======== Supplied records
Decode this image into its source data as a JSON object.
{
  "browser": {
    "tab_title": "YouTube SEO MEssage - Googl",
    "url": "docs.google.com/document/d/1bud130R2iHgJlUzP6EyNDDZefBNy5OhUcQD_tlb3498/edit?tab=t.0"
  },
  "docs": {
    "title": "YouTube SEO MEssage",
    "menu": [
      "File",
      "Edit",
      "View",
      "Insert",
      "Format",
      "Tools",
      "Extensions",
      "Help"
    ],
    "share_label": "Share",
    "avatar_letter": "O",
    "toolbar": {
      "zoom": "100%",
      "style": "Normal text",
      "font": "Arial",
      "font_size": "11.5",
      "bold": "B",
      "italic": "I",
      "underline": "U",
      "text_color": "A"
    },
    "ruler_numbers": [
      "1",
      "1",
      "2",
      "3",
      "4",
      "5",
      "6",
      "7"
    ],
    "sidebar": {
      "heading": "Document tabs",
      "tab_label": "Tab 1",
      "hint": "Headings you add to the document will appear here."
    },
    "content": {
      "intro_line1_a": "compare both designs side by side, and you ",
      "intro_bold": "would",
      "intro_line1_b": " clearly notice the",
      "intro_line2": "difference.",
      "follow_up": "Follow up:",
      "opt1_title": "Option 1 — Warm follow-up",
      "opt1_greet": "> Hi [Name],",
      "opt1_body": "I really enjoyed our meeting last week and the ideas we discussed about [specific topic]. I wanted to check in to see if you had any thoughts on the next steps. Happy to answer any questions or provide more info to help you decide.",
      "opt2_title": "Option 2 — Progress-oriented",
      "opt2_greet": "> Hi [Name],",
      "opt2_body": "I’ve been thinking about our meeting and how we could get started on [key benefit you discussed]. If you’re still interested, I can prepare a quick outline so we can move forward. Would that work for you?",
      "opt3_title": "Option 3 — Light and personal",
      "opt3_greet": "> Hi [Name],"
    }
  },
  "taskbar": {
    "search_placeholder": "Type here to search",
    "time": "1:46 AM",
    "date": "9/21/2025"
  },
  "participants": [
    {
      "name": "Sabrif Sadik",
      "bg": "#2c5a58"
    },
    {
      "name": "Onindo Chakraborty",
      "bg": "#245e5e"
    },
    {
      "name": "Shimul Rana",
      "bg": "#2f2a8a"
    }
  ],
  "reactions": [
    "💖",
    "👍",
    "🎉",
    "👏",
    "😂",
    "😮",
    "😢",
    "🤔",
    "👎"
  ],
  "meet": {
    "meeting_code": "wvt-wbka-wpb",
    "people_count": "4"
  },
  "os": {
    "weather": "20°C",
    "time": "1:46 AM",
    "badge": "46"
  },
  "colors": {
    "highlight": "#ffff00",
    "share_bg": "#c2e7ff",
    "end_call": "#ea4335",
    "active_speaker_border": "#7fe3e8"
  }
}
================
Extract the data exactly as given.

Decode this image into its source data as a JSON object.
{
  "browser": {
    "tab_title": "YouTube SEO MEssage - Googl",
    "url": "docs.google.com/document/d/1bud130R2iHgJlUzP6EyNDDZefBNy5OhUcQD_tlb3498/edit?tab=t.0"
  },
  "docs": {
    "title": "YouTube SEO MEssage",
    "menu": [
      "File",
      "Edit",
      "View",
      "Insert",
      "Format",
      "Tools",
      "Extensions",
      "Help"
    ],
    "share_label": "Share",
    "avatar_letter": "O",
    "toolbar": {
      "zoom": "100%",
      "style": "Normal text",
      "font": "Arial",
      "font_size": "11.5",
      "bold": "B",
      "italic": "I",
      "underline": "U",
      "text_color": "A"
    },
    "ruler_numbers": [
      "1",
      "1",
      "2",
      "3",
      "4",
      "5",
      "6",
      "7"
    ],
    "sidebar": {
      "heading": "Document tabs",
      "tab_label": "Tab 1",
      "hint": "Headings you add to the document will appear here."
    },
    "content": {
      "intro_line1_a": "compare both designs side by side, and you ",
      "intro_bold": "would",
      "intro_line1_b": " clearly notice the",
      "intro_line2": "difference.",
      "follow_up": "Follow up:",
      "opt1_title": "Option 1 — Warm follow-up",
      "opt1_greet": "> Hi [Name],",
      "opt1_body": "I really enjoyed our meeting last week and the ideas we discussed about [specific topic]. I wanted to check in to see if you had any thoughts on the next steps. Happy to answer any questions or provide more info to help you decide.",
      "opt2_title": "Option 2 — Progress-oriented",
      "opt2_greet": "> Hi [Name],",
      "opt2_body": "I’ve been thinking about our meeting and how we could get started on [key benefit you discussed]. If you’re still interested, I can prepare a quick outline so we can move forward. Would that work for you?",
      "opt3_title": "Option 3 — Light and personal",
      "opt3_greet": "> Hi [Name],"
    }
  },
  "taskbar": {
    "search_placeholder": "Type here to search",
    "time": "1:46 AM",
    "date": "9/21/2025"
  },
  "participants": [
    {
      "name": "Sabrif Sadik",
      "bg": "#2c5a58"
    },
    {
      "name": "Onindo Chakraborty",
      "bg": "#245e5e"
    },
    {
      "name": "Shimul Rana",
      "bg": "#2f2a8a"
    }
  ],
  "reactions": [
    "💖",
    "👍",
    "🎉",
    "👏",
    "😂",
    "😮",
    "😢",
    "🤔",
    "👎"
  ],
  "meet": {
    "meeting_code": "wvt-wbka-wpb",
    "people_count": "4"
  },
  "os": {
    "weather": "20°C",
    "time": "1:46 AM",
    "badge": "46"
  },
  "colors": {
    "highlight": "#ffff00",
    "share_bg": "#c2e7ff",
    "end_call": "#ea4335",
    "active_speaker_border": "#7fe3e8"
  }
}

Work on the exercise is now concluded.